What you are asked to do:
Filter by the string "JSON": return the lines of the material that contain it.

··········

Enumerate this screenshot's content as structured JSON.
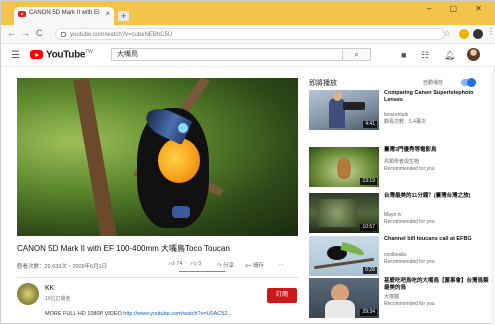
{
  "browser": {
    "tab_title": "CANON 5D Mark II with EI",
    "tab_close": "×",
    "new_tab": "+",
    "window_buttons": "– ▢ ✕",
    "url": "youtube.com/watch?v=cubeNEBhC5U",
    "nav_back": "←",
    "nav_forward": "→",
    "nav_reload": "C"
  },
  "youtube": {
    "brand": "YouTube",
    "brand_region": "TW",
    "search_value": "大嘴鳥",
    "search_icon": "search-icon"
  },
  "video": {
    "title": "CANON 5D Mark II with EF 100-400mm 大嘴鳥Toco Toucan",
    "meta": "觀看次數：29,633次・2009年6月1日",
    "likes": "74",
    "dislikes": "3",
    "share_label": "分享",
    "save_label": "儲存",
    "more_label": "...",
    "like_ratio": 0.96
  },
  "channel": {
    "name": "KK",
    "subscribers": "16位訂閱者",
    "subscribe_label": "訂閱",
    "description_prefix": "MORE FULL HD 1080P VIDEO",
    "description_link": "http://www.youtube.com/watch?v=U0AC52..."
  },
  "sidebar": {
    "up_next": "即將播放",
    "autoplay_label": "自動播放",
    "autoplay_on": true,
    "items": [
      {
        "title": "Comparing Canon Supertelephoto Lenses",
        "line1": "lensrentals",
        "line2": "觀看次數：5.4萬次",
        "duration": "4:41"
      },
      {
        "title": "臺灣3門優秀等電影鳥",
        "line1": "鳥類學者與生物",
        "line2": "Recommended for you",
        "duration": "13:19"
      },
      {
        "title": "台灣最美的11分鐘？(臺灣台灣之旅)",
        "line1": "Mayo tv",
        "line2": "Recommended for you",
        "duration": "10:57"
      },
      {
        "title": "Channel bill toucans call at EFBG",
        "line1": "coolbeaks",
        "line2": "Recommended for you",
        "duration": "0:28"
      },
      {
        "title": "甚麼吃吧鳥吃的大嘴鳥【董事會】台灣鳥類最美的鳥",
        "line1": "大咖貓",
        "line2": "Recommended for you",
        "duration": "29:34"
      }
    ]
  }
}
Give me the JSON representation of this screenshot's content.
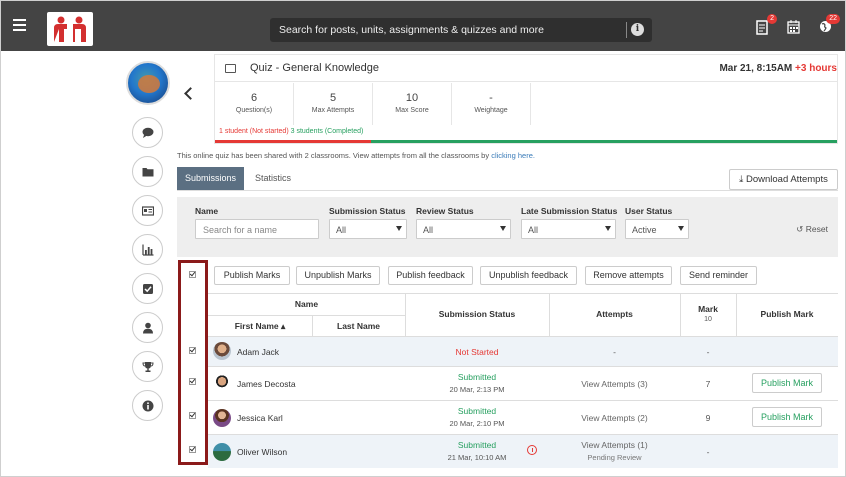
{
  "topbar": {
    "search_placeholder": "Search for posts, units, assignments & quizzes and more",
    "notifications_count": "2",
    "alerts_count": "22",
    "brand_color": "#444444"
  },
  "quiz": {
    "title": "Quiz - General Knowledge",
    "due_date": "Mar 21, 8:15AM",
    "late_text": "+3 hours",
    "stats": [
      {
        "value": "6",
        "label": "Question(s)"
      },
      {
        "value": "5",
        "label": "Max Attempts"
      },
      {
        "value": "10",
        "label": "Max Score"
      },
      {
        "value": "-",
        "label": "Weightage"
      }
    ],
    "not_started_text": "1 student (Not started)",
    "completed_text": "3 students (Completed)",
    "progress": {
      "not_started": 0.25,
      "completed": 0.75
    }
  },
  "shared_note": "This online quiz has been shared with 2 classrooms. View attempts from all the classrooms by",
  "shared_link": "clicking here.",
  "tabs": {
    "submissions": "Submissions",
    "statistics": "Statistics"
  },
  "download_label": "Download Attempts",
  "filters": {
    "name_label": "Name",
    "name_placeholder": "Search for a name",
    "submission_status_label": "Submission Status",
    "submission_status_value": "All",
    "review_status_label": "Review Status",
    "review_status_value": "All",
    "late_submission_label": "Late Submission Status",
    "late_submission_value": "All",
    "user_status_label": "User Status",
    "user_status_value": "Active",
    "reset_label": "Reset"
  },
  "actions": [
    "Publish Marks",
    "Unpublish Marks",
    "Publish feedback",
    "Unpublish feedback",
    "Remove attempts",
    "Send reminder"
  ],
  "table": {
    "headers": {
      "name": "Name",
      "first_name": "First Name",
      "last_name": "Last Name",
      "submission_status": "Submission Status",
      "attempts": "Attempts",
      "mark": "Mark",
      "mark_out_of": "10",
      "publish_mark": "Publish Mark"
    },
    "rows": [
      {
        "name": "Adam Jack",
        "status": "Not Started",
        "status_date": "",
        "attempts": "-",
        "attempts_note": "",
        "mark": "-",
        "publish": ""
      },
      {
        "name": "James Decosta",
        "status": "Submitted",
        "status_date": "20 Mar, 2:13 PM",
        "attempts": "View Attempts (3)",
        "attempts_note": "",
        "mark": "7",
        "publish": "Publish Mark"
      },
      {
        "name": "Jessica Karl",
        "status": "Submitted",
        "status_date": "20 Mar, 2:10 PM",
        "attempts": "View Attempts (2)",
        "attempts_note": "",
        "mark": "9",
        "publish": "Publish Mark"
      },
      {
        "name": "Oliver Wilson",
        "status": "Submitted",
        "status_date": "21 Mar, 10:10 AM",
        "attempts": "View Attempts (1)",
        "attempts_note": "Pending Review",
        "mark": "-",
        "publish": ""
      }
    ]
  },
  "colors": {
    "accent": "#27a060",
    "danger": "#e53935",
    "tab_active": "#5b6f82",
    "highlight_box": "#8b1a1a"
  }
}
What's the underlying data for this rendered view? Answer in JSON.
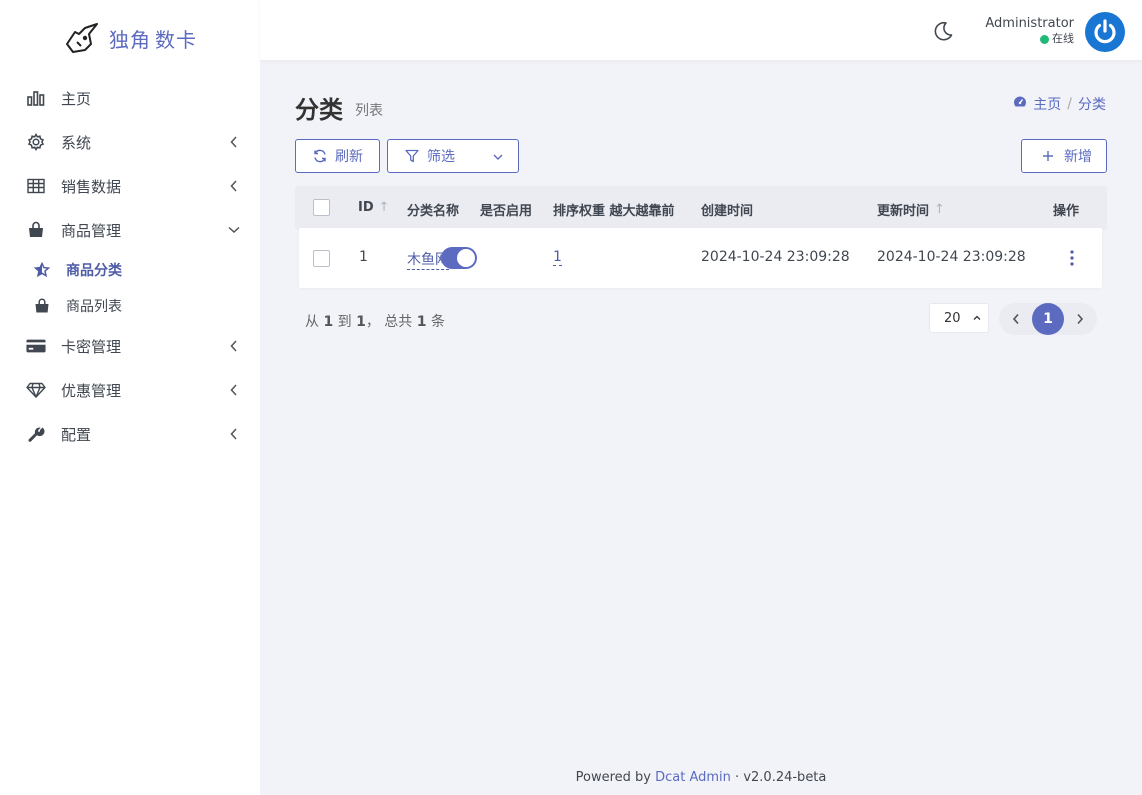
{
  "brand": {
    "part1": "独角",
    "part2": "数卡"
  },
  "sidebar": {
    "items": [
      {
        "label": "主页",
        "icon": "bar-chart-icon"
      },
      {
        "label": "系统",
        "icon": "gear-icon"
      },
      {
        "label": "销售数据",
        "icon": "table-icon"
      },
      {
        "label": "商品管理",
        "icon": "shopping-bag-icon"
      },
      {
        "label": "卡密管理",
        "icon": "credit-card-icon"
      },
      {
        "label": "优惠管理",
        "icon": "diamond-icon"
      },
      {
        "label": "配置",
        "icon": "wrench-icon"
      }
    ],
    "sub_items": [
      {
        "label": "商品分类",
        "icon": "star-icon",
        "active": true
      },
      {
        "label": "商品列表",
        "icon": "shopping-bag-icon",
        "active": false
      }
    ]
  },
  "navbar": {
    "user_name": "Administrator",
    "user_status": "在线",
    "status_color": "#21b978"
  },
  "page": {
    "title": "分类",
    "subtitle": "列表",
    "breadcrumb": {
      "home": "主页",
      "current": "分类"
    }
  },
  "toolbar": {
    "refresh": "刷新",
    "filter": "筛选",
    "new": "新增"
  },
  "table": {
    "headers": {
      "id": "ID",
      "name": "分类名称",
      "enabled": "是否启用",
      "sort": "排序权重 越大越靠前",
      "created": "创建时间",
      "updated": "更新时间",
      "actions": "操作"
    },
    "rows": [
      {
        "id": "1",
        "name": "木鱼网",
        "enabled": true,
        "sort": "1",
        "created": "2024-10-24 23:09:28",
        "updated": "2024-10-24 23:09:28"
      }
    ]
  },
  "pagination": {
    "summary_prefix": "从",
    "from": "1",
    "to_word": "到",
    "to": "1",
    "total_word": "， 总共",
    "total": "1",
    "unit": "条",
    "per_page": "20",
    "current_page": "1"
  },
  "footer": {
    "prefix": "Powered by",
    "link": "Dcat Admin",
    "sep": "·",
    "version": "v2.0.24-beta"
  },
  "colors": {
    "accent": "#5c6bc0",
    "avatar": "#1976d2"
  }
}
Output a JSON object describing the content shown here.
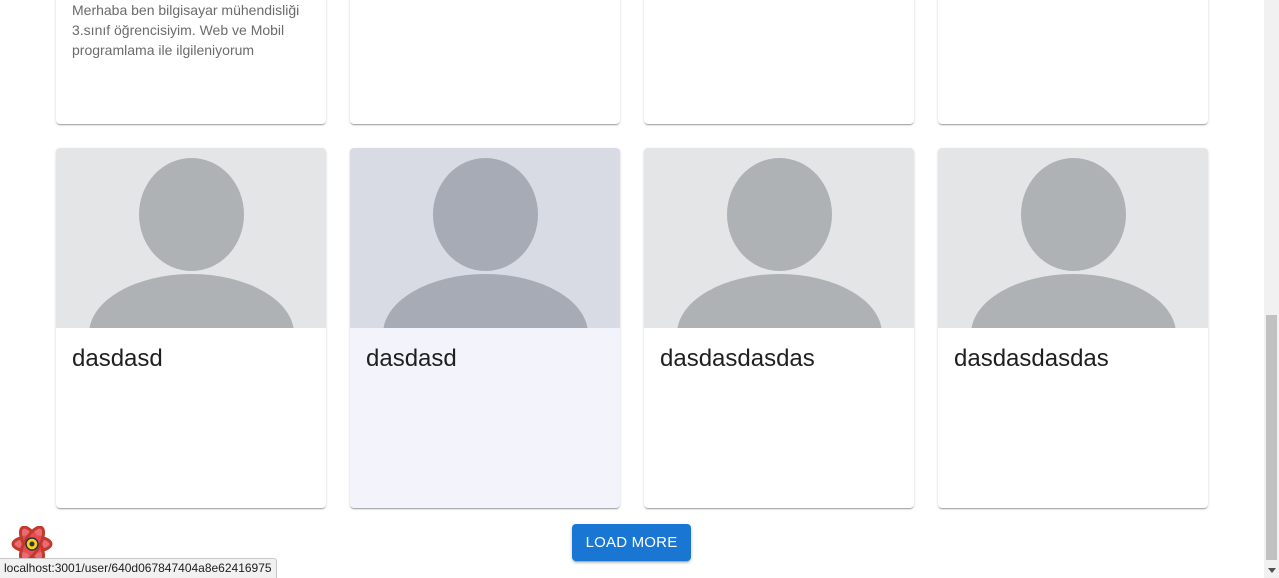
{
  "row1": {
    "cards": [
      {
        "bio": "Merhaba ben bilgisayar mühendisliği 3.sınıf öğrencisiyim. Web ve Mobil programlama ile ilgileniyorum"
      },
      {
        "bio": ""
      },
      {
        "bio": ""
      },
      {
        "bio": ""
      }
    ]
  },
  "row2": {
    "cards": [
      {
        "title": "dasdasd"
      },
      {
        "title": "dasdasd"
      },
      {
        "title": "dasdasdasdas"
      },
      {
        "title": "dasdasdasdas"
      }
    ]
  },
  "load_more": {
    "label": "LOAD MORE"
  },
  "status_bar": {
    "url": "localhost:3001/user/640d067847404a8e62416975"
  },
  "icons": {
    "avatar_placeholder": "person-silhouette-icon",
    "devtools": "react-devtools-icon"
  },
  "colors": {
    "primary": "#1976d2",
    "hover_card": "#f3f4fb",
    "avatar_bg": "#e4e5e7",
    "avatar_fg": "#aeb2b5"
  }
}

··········

Your solution:
Enumerate this screenshot's content as structured JSON.
Give me the JSON representation of this screenshot's content.
What's the underlying data for this rendered view? Answer in JSON.
Output a JSON object describing the content shown here.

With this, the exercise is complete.